dB values measure sound pressure levels, so it’s easy to see how such a drastic decrease in the signal at this degree alters not only the nature of the sound produced by a speaker but also allows for more directional control over where sound travels; this is especially useful in concerts or live performances as well as for professional recording booths.
With such significant dB reductions at an angle of 180°, noise becomes much more manageable and audio engineers can create unique and intricate soundscapes with intent and accuracy.
At the 90° angle, the amount of sound signal reduction dB is referred to as side reduction. Side rejection is not high in omnidirectional microphones. Whereas it is high in hypercardioid microphones.
What Polar Pattern Is Best For Vocals?
The cardioid polar pattern is considered best for vocals as it is more sensitive to sound coming from the front of the microphone than it is sensitive to the background sound.
This polar pattern blocks out the ambient noises and focuses on the audio source essential for maintaining the audio quality.

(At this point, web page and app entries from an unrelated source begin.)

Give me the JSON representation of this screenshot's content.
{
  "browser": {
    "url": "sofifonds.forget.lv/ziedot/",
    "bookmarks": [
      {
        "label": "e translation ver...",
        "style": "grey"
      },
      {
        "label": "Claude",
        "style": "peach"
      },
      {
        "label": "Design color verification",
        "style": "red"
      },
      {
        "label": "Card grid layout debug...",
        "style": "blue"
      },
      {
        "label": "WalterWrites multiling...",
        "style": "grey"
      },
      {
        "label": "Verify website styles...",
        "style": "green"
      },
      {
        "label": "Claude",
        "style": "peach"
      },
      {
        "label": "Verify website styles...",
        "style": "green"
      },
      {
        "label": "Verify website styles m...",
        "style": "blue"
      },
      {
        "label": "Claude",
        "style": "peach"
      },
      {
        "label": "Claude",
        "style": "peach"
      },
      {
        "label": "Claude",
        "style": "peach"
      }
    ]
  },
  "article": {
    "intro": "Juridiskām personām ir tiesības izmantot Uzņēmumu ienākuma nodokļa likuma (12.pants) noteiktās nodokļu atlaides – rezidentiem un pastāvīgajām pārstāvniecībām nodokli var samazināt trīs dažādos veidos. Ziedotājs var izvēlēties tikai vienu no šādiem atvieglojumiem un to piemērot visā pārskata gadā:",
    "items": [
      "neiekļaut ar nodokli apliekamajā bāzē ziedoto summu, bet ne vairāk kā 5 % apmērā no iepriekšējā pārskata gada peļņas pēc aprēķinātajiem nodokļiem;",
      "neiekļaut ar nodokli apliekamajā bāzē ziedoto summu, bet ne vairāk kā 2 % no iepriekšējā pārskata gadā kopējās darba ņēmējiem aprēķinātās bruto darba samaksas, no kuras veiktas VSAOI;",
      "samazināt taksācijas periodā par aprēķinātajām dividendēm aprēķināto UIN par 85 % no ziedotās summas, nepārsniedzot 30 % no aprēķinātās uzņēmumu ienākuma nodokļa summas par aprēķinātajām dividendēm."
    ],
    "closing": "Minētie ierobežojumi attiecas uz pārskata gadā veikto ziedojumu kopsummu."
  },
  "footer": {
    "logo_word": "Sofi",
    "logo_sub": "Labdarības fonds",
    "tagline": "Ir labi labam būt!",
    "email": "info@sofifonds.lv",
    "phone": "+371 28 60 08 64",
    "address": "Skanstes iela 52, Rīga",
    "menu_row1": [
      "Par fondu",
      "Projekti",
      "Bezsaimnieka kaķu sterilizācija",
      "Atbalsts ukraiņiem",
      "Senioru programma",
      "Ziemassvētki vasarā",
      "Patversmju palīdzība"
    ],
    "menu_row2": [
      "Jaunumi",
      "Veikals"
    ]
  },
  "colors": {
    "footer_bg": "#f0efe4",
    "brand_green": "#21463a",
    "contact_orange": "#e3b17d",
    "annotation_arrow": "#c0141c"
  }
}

The cardioid style of polar pattern is suitable for vocals like podcasters or anyone who likes to talk directly to the audience using a microphone.
Polar Patterns are complicated topics that require careful consideration, also their understanding benefits audio engineers and audiophiles.
It allows for a greater range of accessible sonic resources, from producing subtle yet identifiable variations between sources to the more exaggerated changes that generate “special effects” sounds in projects.
Using the knowledge gained in studying polar patterns is a valuable tool for creating the original vision for any audio-related project. In addition, taking some time to understand them can significantly enhance your creative process and lead you to unexpected paths in your practice as an artist.
Choosing the right polar pattern important as it will help you reject unwanted noises that can bleed into your signal. It determines how much signal would be captured by your microphone from various directions.
Yes, some microphones have switchable polar patterns which allow you to change the pattern depending on the situation. Other microphones have a fixed polar pattern and cannot be changed.
Omnidirectional microphones are great for capturing ambient sounds and group settings where you want to capture sounds from all directions. They are also useful for capturing sounds in noisy environments where background noise needs to be captured with the desired sound.